## [TASK BRIEF]
Out of the records below, copy all lines in which the word "سازمان" occurs.

- - - -

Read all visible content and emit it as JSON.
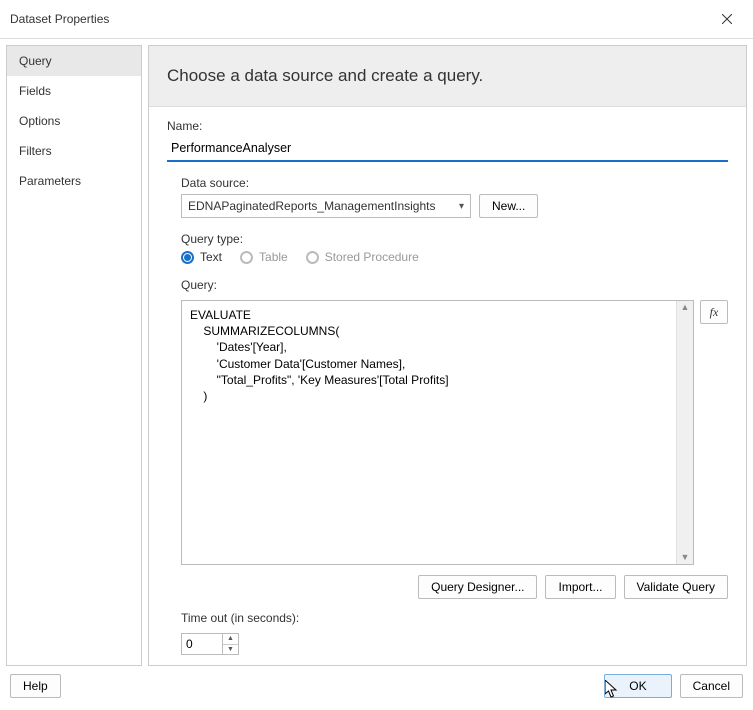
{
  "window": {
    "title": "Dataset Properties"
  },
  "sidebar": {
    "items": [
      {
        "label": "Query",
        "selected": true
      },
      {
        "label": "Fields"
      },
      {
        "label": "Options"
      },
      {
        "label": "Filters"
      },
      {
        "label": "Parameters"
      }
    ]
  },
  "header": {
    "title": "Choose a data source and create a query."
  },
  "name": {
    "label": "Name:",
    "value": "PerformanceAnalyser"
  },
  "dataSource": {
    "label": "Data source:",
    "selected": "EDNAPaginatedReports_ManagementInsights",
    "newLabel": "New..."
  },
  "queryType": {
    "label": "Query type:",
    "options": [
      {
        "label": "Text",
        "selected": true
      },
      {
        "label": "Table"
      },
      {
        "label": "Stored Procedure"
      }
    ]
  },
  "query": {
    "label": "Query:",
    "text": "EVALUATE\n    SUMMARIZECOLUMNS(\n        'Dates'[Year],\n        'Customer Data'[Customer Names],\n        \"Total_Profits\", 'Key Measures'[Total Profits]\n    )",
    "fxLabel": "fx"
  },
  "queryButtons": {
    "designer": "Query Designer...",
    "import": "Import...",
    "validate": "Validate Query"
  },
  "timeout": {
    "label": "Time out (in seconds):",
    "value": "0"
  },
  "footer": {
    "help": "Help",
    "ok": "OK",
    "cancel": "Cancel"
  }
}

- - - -

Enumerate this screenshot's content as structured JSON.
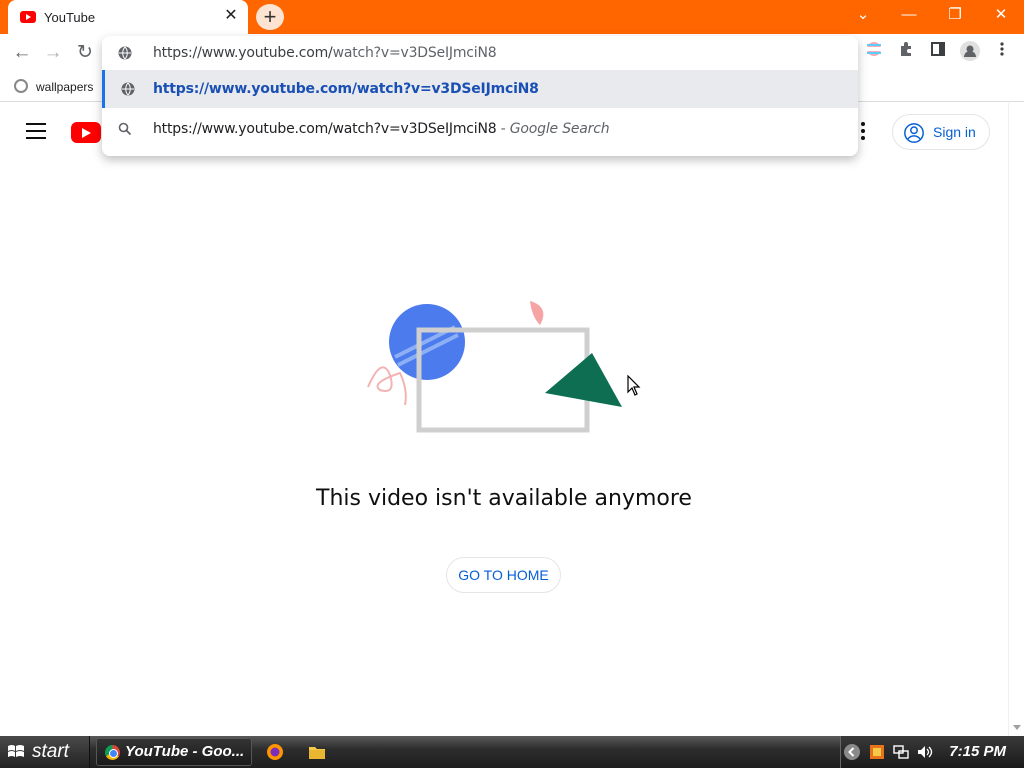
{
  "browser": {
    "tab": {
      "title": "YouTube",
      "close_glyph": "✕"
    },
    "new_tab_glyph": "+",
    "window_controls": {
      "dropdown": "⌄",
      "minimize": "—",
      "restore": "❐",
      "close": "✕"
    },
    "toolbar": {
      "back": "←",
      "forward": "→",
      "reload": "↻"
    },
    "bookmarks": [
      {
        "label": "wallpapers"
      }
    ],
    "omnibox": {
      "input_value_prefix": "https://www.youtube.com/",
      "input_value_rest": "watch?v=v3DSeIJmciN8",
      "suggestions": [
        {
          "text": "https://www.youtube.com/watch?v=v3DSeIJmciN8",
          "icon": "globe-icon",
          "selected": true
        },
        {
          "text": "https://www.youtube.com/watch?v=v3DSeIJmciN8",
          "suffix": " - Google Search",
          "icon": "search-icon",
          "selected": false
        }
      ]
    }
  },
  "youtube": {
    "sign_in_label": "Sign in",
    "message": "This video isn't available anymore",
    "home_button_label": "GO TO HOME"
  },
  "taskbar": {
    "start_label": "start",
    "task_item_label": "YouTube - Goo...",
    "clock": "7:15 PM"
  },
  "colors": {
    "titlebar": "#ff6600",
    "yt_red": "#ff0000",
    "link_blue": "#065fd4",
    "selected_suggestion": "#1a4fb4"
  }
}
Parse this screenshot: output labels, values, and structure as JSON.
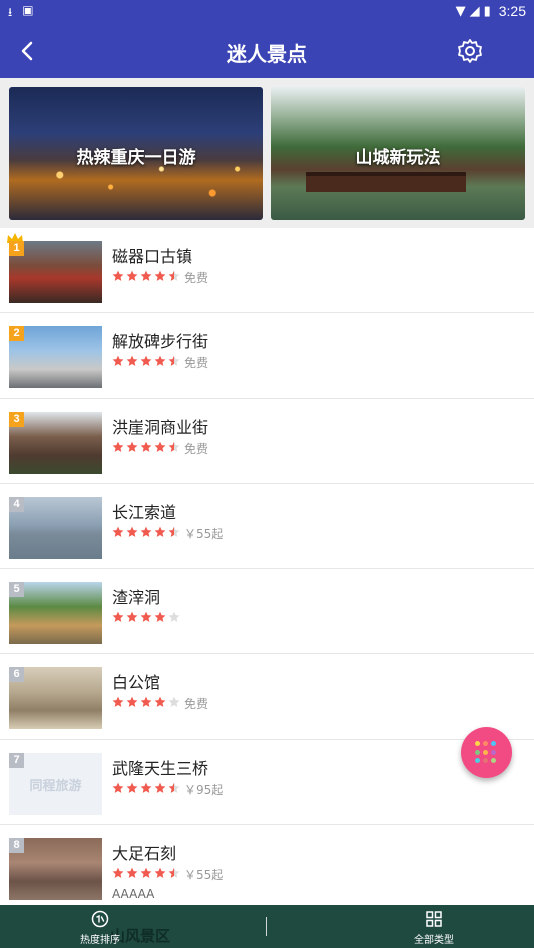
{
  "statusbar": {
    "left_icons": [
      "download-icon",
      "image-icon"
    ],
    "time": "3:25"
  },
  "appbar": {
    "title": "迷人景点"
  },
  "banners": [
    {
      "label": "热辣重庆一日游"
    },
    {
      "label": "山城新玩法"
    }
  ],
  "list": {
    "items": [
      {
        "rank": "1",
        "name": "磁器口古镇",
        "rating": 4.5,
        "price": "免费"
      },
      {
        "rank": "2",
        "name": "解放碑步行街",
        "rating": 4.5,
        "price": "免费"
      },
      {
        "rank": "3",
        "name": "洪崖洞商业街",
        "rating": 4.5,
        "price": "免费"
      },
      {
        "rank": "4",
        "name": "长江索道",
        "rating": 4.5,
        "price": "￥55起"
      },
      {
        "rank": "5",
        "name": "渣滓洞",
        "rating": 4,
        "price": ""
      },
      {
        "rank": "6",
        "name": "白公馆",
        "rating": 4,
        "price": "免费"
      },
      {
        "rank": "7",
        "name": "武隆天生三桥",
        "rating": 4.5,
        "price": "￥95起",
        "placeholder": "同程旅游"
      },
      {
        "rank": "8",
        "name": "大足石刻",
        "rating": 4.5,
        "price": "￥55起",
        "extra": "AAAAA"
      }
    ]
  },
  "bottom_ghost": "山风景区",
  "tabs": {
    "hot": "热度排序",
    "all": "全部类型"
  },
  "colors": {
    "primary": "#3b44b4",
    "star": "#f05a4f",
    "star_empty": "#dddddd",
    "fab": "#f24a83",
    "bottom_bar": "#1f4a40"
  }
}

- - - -

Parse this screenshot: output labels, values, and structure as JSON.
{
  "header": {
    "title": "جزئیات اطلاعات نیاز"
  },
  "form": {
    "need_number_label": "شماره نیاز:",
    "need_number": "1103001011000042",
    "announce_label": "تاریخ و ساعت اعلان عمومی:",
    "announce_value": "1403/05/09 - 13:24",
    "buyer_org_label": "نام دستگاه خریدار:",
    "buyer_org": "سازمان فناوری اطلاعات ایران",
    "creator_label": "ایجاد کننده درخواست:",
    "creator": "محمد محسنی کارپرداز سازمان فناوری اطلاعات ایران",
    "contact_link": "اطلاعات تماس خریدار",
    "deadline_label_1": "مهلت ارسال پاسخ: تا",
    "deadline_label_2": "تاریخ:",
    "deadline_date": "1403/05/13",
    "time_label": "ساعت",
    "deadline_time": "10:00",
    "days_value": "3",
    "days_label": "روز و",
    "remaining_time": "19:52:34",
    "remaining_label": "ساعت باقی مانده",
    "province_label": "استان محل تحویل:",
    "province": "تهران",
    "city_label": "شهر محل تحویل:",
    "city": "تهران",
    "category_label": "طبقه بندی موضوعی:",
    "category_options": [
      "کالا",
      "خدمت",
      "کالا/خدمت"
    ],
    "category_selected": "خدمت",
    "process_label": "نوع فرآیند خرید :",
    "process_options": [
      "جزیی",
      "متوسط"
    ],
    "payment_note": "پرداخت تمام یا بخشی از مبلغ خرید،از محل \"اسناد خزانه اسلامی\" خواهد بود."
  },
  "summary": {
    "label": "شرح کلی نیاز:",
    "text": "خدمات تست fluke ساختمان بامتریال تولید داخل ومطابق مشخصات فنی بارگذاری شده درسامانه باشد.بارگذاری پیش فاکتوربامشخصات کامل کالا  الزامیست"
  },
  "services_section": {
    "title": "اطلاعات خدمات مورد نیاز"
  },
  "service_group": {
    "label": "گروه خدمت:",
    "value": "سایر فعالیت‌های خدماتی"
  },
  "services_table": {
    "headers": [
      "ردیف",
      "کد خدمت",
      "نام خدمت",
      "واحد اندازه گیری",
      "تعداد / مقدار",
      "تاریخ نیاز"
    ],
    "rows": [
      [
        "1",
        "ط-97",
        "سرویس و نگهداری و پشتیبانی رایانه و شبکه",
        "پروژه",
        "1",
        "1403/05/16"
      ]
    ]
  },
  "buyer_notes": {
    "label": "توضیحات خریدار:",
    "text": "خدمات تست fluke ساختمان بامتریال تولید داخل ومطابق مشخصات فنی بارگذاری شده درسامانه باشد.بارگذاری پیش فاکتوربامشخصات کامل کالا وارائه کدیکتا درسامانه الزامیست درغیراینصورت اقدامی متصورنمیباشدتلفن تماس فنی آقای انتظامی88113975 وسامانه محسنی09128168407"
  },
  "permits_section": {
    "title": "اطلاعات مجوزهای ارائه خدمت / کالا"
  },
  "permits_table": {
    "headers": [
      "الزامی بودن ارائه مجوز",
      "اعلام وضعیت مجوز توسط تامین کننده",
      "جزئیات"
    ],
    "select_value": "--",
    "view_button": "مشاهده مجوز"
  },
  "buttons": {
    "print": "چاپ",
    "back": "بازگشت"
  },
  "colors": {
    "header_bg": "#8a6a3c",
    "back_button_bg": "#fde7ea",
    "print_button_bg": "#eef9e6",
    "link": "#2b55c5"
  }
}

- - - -

## [RESULT OF THIS EXERCISE]
    "buyer_org": "سازمان فناوری اطلاعات ایران",
    "creator": "محمد محسنی کارپرداز سازمان فناوری اطلاعات ایران",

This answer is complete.